Blog software updates

Date: 2024-02-11 03:30
Tags: blog-software

I've redesigned the blog software. The previous version read blog entries from a directory. The new version reads them from a memory-mapped database file which is updated by a separate process.

The previous version tried to do everything in the one C process. Although writing in C is theoretically great for performance, it's not a convenient language for text processing, and the text processing doesn't need great performance. At startup time it processes the directory full of blog entries to extract the main text and metadata. At request time it mostly just needs to concatenate some of those text strings into the socket buffer. 150 lines of C code removed.

C code: 700 lines approx (-150 lines)
Python code: +300 lines approx

I wondered if having all data in memory was faster than reading it from a file each time, so I did a stress-test on both the old and new code with Locust from the same server machine. In both cases it reported around 1030 requests/sec including 1.4 errors/sec.
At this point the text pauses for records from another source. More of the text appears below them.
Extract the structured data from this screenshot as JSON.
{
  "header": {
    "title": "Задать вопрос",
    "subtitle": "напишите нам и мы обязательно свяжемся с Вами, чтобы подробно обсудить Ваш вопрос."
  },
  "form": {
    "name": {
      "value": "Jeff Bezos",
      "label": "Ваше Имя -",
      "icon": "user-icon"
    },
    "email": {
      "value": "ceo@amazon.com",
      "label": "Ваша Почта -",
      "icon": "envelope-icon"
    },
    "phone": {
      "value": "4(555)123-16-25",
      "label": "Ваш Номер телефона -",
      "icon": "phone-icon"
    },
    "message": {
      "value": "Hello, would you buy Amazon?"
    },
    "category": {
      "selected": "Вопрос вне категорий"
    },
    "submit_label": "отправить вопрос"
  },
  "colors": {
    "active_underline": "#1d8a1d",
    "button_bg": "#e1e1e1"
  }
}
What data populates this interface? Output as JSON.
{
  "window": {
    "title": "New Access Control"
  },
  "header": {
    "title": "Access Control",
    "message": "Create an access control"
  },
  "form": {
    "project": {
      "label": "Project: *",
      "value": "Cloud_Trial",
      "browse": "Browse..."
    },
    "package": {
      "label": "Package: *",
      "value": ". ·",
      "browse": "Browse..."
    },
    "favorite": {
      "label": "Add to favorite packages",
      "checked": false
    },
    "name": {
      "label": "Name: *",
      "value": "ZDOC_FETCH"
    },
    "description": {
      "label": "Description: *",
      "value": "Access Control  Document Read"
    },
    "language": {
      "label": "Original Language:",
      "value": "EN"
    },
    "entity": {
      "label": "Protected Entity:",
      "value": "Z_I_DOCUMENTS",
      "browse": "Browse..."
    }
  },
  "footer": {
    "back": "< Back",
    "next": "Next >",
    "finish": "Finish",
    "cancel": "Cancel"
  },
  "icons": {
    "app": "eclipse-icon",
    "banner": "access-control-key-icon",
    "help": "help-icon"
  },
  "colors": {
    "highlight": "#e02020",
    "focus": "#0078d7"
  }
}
The nginx log showed the error to be a failure to connect to the backend process because the socket accept queue was full; after increasing it, the throughput is the same but without any errors.

1000 requests/sec is obviously plenty for a blog nobody cares about and for Hetzner's cheapest VPS, but it should be possible to achieve a better high score — especially as the load testing tool used the majority of the server's CPU. The only error occurring on the server during the stress test is 502 Bad Gateway, resulting from nginx failing to connect to the backend process because the socket listen queue is full. After increasing it from 10 to 30, the request rate is about the same but without any error responses. I suppose the bottleneck is still something about the SCGI interface, or it's being masked by Locust using all the CPU. Maybe next time I'll try writing an in-process nginx module.

Since all data is loaded from a memory-mapped blob, there's a real risk of read-only buffer overruns. No matter, since all data in the blob is public. In fact, no private information is found anywhere in the blog program's address space — not even SSL keys, since SSL termination is handled by nginx — not even the previous request's cookies, since the request buffer is zeroed between requests.